These results were replicated in a subsequent experiment, which found the effect persisted even when a stronger correction was provided—one that pointed to evidence implicating someone else in the crime. But why?

Rich and Zaragoza can't say for certain, but they have a strong working hypothesis. They note that people who were not provided with explicit information "had to go beyond the evidence provided in the news story to infer, or self-generate, the likely cause of the outcome."

This apparently resulted in a "richer, more elaborate story representation" than the one that formed in the minds of the people who read the explicit statement about the son's possible guilt. It's conceivable that, having constructed the narrative in their own minds, participants were more hesitant to give it up. Or perhaps it simply lingered longer in their memories.

With prudent caution (especially in the light of recent revelations of overstated conclusions in other psychology studies), the researchers note that their findings "will need to be replicated and extended" to find out if they can be generalized to all kinds of news items. Of course, other factors can and do influence our tendency to believe or disbelieve a story, including personal experience and political ideology.

Nevertheless, their findings are robust, and track nicely with Stephen Colbert's concept of "truthiness"—the notion that, if an assertion feels right to us, we tend to accept it as valid. This study suggests the mental effort it takes to put one and one together may help create, or at least confirm, such gut-level beliefs.

Even when the answer we come up with is "three."

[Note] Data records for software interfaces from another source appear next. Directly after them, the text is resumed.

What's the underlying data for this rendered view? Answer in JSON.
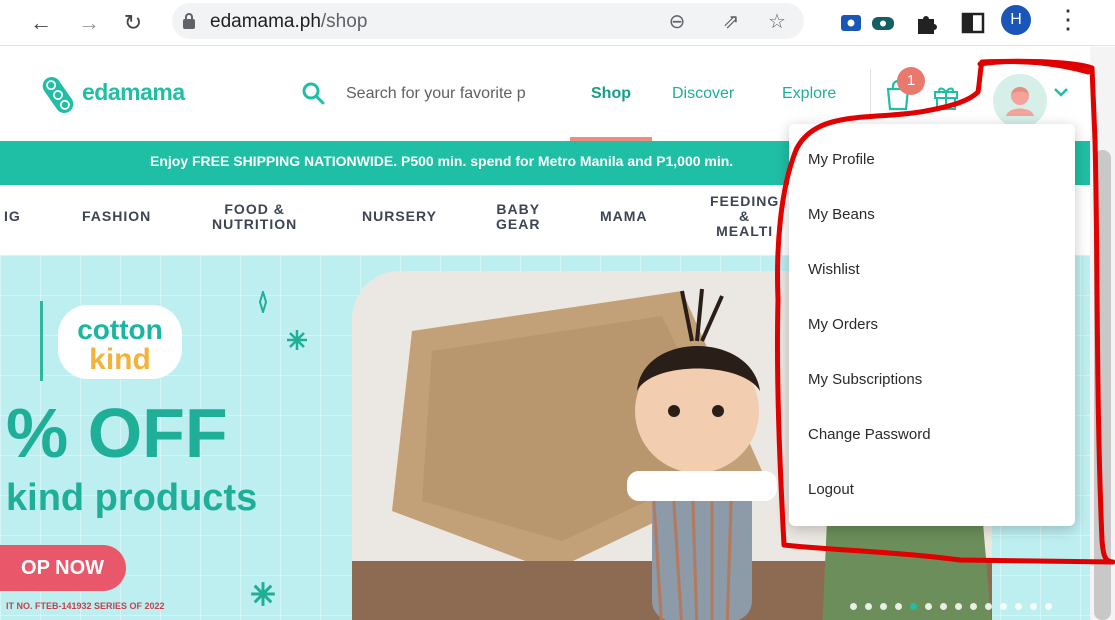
{
  "browser": {
    "url_domain": "edamama.ph",
    "url_path": "/shop",
    "profile_initial": "H",
    "icons": [
      "back-arrow-icon",
      "forward-arrow-icon",
      "reload-icon",
      "lock-icon",
      "zoom-out-icon",
      "share-icon",
      "star-icon",
      "screen-cast-icon",
      "extension-icon",
      "puzzle-icon",
      "side-panel-icon",
      "kebab-menu-icon"
    ]
  },
  "header": {
    "logo_text": "edamama",
    "search_placeholder": "Search for your favorite p",
    "menu": [
      "Shop",
      "Discover",
      "Explore"
    ],
    "active_menu": "Shop",
    "cart_count": "1"
  },
  "promo": {
    "text": "Enjoy FREE SHIPPING NATIONWIDE. P500 min. spend for Metro Manila and P1,000 min."
  },
  "categories": [
    {
      "line1": "IG",
      "line2": ""
    },
    {
      "line1": "FASHION",
      "line2": ""
    },
    {
      "line1": "FOOD &",
      "line2": "NUTRITION"
    },
    {
      "line1": "NURSERY",
      "line2": ""
    },
    {
      "line1": "BABY",
      "line2": "GEAR"
    },
    {
      "line1": "MAMA",
      "line2": ""
    },
    {
      "line1": "FEEDING",
      "line2": "&",
      "line3": "MEALTI"
    }
  ],
  "hero": {
    "brand_line1": "cotton",
    "brand_line2": "kind",
    "discount": "% OFF",
    "products": "kind products",
    "cta": "OP NOW",
    "permit": "IT NO. FTEB-141932 SERIES OF 2022",
    "slides": 14,
    "active_slide": 4
  },
  "user_menu": {
    "items": [
      "My Profile",
      "My Beans",
      "Wishlist",
      "My Orders",
      "My Subscriptions",
      "Change Password",
      "Logout"
    ]
  },
  "colors": {
    "brand_teal": "#1fbfa6",
    "accent_coral": "#e8796c",
    "annotation_red": "#e00000"
  }
}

Findings is a daily column by Pacific Standard staff writer Tom Jacobs, who scours the psychological-research journals to discover new insights into human behavior, ranging from the origins of our political beliefs to the cultivation of creativity.